━━━ Source information

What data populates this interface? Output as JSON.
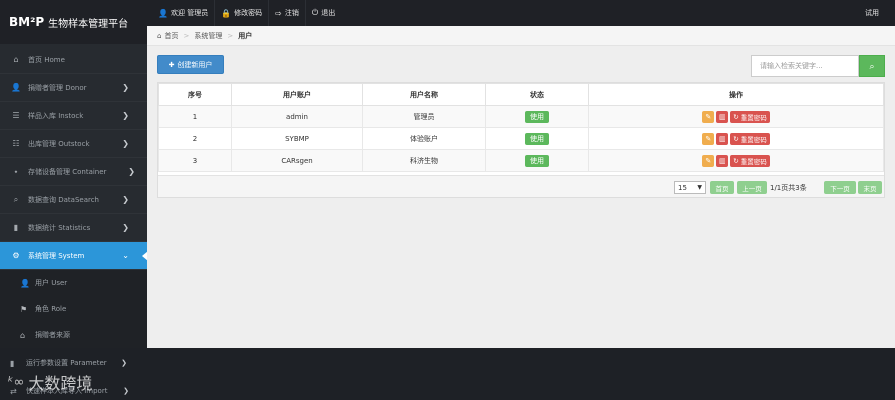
{
  "brand": {
    "logo": "BM²P",
    "title": "生物样本管理平台"
  },
  "topnav": [
    {
      "icon": "👤",
      "label": "欢迎 管理员"
    },
    {
      "icon": "🔒",
      "label": "修改密码"
    },
    {
      "icon": "⇨",
      "label": "注销"
    },
    {
      "icon": "⏻",
      "label": "退出"
    }
  ],
  "top_right": "试用",
  "breadcrumb": {
    "home": "首页",
    "parent": "系统管理",
    "current": "用户"
  },
  "sidebar": {
    "items": [
      {
        "icon": "⌂",
        "label": "首页 Home"
      },
      {
        "icon": "👤",
        "label": "捐赠者管理 Donor"
      },
      {
        "icon": "☰",
        "label": "样品入库 Instock"
      },
      {
        "icon": "☷",
        "label": "出库管理 Outstock"
      },
      {
        "icon": "⬩",
        "label": "存储设备管理 Container"
      },
      {
        "icon": "⌕",
        "label": "数据查询 DataSearch"
      },
      {
        "icon": "▮",
        "label": "数据统计 Statistics"
      },
      {
        "icon": "⚙",
        "label": "系统管理 System"
      }
    ],
    "subitems": [
      {
        "icon": "👤",
        "label": "用户 User"
      },
      {
        "icon": "⚑",
        "label": "角色 Role"
      },
      {
        "icon": "⌂",
        "label": "捐赠者来源"
      }
    ],
    "bottom_items": [
      {
        "icon": "▮",
        "label": "运行参数设置 Parameter"
      },
      {
        "icon": "⇄",
        "label": "快速样本入库导入 Import"
      }
    ]
  },
  "watermark": {
    "logo": "ᵏ∞",
    "text": "大数跨境"
  },
  "toolbar": {
    "create_label": "创建新用户",
    "search_placeholder": "请输入检索关键字..."
  },
  "table": {
    "headers": [
      "序号",
      "用户账户",
      "用户名称",
      "状态",
      "操作"
    ],
    "rows": [
      {
        "no": "1",
        "account": "admin",
        "name": "管理员",
        "status": "使用"
      },
      {
        "no": "2",
        "account": "SYBMP",
        "name": "体验账户",
        "status": "使用"
      },
      {
        "no": "3",
        "account": "CARsgen",
        "name": "科济生物",
        "status": "使用"
      }
    ],
    "reset_label": "重置密码"
  },
  "pager": {
    "page_size": "15",
    "first": "首页",
    "prev": "上一页",
    "info": "1/1页共3条",
    "next": "下一页",
    "last": "末页"
  },
  "colors": {
    "accent": "#2c96d9",
    "primary_button": "#428bca",
    "success": "#5cb85c",
    "warning": "#f0ad4e",
    "danger": "#d9534f",
    "sidebar_bg": "#272b30"
  }
}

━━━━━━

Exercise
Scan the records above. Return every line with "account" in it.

Written response
        "account": "admin",
        "account": "SYBMP",
        "account": "CARsgen",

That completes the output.